#3: A sharknado passing over high-tension electrical wires will absorb the energy and transform into a LIGHTNINGNADO! (Google it - there is such a thing) Almost as dangerous as a NUKENADO (see #2 above), the maelstrom of large carnivorous fish will also discharge gigavolts of electrical energy below, electrocuting everything in its path. I know, right?!

#4: Despite being a Chicagoan for the past 16 years and never seeing them before, there are apparently a lot of palm trees along Michigan Avenue and Millennium Park. Not sure how I missed those...

#5: A blue whale will have no problems devouring a giant Great White Shark. The unfathomable strength of a sharknado is more than enough to keep the 120 foot long, 40 ton mammal in the air.

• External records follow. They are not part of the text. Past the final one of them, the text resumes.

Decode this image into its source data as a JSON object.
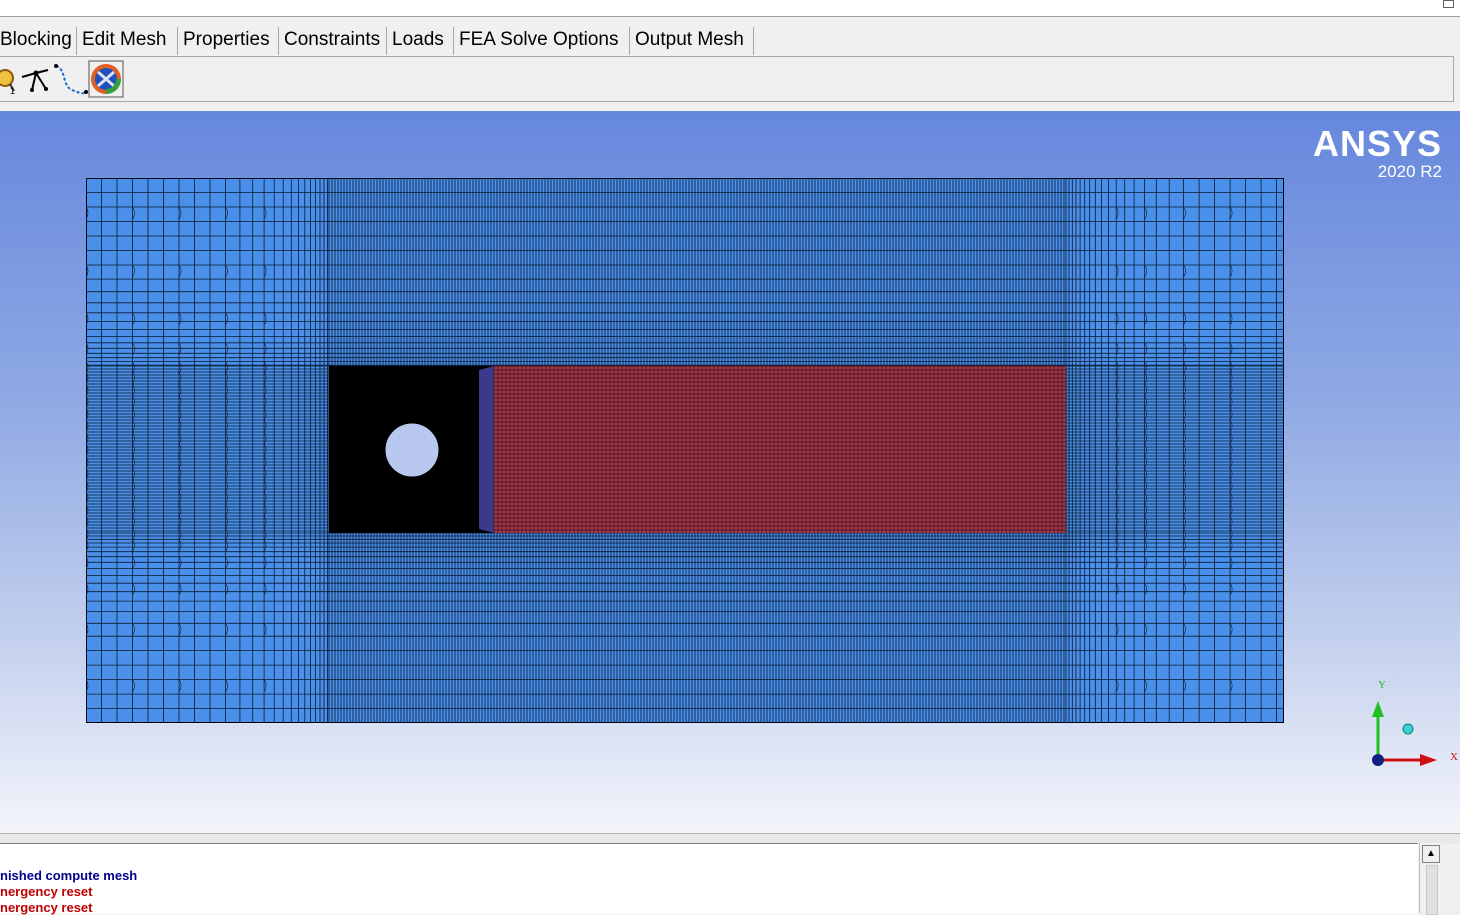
{
  "tabs": [
    "Blocking",
    "Edit Mesh",
    "Properties",
    "Constraints",
    "Loads",
    "FEA Solve Options",
    "Output Mesh"
  ],
  "toolbar": {
    "icons": [
      "magnify-icon",
      "create-block-icon",
      "curve-spline-icon",
      "block-display-icon"
    ]
  },
  "viewport": {
    "brand": "ANSYS",
    "version": "2020 R2",
    "axes": {
      "y": "Y",
      "x": "X"
    }
  },
  "colors": {
    "viewport_top": "#6688dd",
    "viewport_bottom": "#f4f5fb",
    "mesh_fill": "#4a90ea",
    "dense_region": "#000000",
    "red_region": "#a23a4a",
    "hole_fill": "#b8c8ee"
  },
  "messages": [
    {
      "text": "nished compute mesh",
      "color": "#00008b"
    },
    {
      "text": "nergency reset",
      "color": "#c00000"
    },
    {
      "text": "nergency reset",
      "color": "#c00000"
    }
  ]
}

In fact, during such an event, it is common for the sharks to eat each other in rapid succession like Russian nesting dolls.

#6: Cutting edge scientists of tomorrow will all wear Google Smart Glasses, use rubber bands and velcro to attach iPads to their forearms and have not one, but TWO Bluetooth earbuds. They will science the shit out of any problems we might face.

#7: Comcast is very subtle about their clever product placement ads. This includes Xfinity, NBC, Universal studios and myriad other holdings they own. As a corollary to this, when Comcast essentially owns the rights to every movie or TV show produced over the past decade, there is no shame (or legal problems) with plagiarizing (...that word just LOOKS wrong, doesn't it?) your own intellectual property.

#8: Ignore #1. The very best weapon one can use in the event of a sharknado is actually a mechanoid suit of powered battle armor, armed with not one, but TWO chainsaws affixed to where one's hands should be. Opposable digits are unnecessary in the event of a sharknado. But such suits are hard to find in an emergency...

#9: Fireworks are an effective method of nullifying a sharknado. Simply stuff the pyrotechnics in the barrel of a cannon (such as the kind frequently found on pirate ships), toss in a match, take aim and BOOOM! No more sharknado.

#10: Carrot Top is now an Uber driver in Vegas. Always wondered what happened to him...

Now I have another year of waiting to get my next fix. Oh, well. At least I recorded it on the DVR.